• [WORK INSTRUCTIONS]
The entries below contain pictures. Retype everything except those pictures, exactly as given.

• [SOURCE INFORMATION]
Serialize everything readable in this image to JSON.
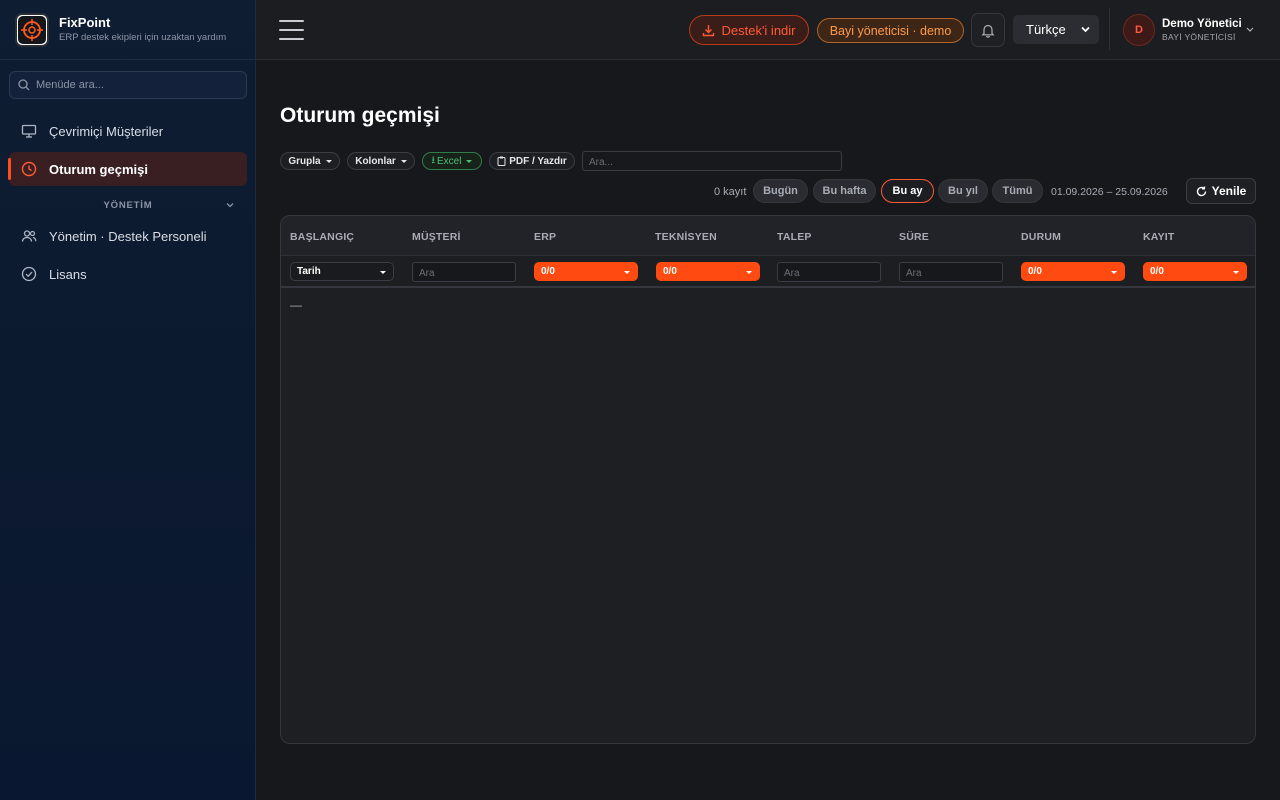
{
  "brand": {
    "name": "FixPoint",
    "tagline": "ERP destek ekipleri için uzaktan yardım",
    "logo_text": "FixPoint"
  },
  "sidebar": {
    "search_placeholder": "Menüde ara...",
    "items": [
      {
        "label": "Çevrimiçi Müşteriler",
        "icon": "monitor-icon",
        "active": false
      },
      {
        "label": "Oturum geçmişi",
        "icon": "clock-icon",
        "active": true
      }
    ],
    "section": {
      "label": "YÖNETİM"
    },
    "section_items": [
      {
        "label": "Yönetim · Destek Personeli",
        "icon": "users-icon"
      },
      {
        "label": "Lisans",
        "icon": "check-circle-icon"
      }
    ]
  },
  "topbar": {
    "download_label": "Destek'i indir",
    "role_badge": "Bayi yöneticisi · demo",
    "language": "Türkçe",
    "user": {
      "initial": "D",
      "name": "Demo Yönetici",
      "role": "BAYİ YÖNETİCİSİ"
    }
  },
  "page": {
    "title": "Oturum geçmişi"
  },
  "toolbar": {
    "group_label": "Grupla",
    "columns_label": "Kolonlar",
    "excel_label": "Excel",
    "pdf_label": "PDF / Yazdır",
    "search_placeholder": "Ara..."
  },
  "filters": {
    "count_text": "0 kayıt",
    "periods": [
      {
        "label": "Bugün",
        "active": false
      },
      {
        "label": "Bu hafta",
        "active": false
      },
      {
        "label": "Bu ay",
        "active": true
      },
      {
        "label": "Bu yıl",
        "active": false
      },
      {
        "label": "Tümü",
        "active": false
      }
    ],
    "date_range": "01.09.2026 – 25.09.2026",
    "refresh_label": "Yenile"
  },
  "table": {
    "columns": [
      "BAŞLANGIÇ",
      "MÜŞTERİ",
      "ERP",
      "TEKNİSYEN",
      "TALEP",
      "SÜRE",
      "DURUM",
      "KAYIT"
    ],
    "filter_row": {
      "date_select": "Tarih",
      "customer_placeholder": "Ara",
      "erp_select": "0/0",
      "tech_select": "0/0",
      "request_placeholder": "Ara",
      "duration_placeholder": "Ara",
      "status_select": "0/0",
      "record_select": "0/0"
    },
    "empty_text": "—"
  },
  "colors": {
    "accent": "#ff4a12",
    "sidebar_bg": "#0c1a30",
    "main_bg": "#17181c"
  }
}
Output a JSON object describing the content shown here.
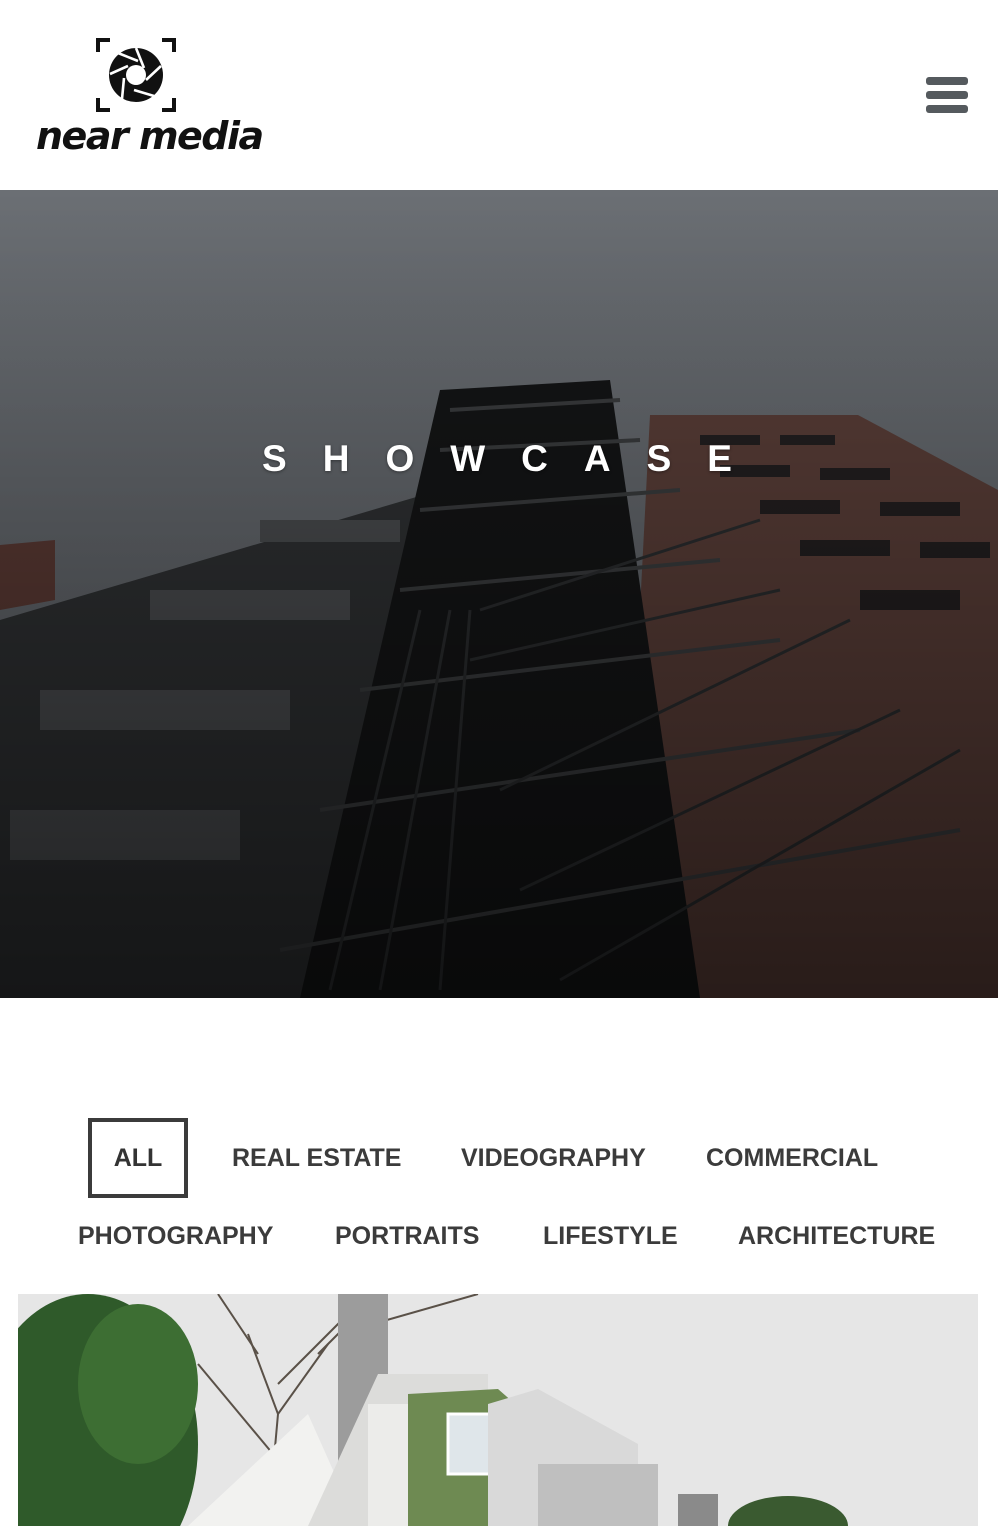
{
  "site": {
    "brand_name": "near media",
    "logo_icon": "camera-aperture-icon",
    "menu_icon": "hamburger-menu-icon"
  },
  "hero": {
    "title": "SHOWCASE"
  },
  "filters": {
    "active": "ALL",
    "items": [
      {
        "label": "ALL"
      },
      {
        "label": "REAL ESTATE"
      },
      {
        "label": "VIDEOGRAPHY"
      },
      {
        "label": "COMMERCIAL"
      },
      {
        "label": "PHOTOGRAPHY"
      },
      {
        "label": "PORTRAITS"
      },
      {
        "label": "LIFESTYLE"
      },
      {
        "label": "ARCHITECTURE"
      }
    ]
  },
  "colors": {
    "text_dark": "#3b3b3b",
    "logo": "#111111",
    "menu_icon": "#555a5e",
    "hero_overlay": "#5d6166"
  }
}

• [TASK RESPONSE]
Serialize everything readable in this image to JSON.
{
  "brand": {
    "name": "FixPoint",
    "tagline": "ERP destek ekipleri için uzaktan yardım",
    "logo_text": "FixPoint"
  },
  "sidebar": {
    "search_placeholder": "Menüde ara...",
    "items": [
      {
        "label": "Çevrimiçi Müşteriler",
        "icon": "monitor-icon",
        "active": false
      },
      {
        "label": "Oturum geçmişi",
        "icon": "clock-icon",
        "active": true
      }
    ],
    "section": {
      "label": "YÖNETİM"
    },
    "section_items": [
      {
        "label": "Yönetim · Destek Personeli",
        "icon": "users-icon"
      },
      {
        "label": "Lisans",
        "icon": "check-circle-icon"
      }
    ]
  },
  "topbar": {
    "download_label": "Destek'i indir",
    "role_badge": "Bayi yöneticisi · demo",
    "language": "Türkçe",
    "user": {
      "initial": "D",
      "name": "Demo Yönetici",
      "role": "BAYİ YÖNETİCİSİ"
    }
  },
  "page": {
    "title": "Oturum geçmişi"
  },
  "toolbar": {
    "group_label": "Grupla",
    "columns_label": "Kolonlar",
    "excel_label": "Excel",
    "pdf_label": "PDF / Yazdır",
    "search_placeholder": "Ara..."
  },
  "filters": {
    "count_text": "0 kayıt",
    "periods": [
      {
        "label": "Bugün",
        "active": false
      },
      {
        "label": "Bu hafta",
        "active": false
      },
      {
        "label": "Bu ay",
        "active": true
      },
      {
        "label": "Bu yıl",
        "active": false
      },
      {
        "label": "Tümü",
        "active": false
      }
    ],
    "date_range": "01.09.2026 – 25.09.2026",
    "refresh_label": "Yenile"
  },
  "table": {
    "columns": [
      "BAŞLANGIÇ",
      "MÜŞTERİ",
      "ERP",
      "TEKNİSYEN",
      "TALEP",
      "SÜRE",
      "DURUM",
      "KAYIT"
    ],
    "filter_row": {
      "date_select": "Tarih",
      "customer_placeholder": "Ara",
      "erp_select": "0/0",
      "tech_select": "0/0",
      "request_placeholder": "Ara",
      "duration_placeholder": "Ara",
      "status_select": "0/0",
      "record_select": "0/0"
    },
    "empty_text": "—"
  },
  "colors": {
    "accent": "#ff4a12",
    "sidebar_bg": "#0c1a30",
    "main_bg": "#17181c"
  }
}
Output a JSON object describing the content shown here.
{
  "site": {
    "brand_name": "near media",
    "logo_icon": "camera-aperture-icon",
    "menu_icon": "hamburger-menu-icon"
  },
  "hero": {
    "title": "SHOWCASE"
  },
  "filters": {
    "active": "ALL",
    "items": [
      {
        "label": "ALL"
      },
      {
        "label": "REAL ESTATE"
      },
      {
        "label": "VIDEOGRAPHY"
      },
      {
        "label": "COMMERCIAL"
      },
      {
        "label": "PHOTOGRAPHY"
      },
      {
        "label": "PORTRAITS"
      },
      {
        "label": "LIFESTYLE"
      },
      {
        "label": "ARCHITECTURE"
      }
    ]
  },
  "colors": {
    "text_dark": "#3b3b3b",
    "logo": "#111111",
    "menu_icon": "#555a5e",
    "hero_overlay": "#5d6166"
  }
}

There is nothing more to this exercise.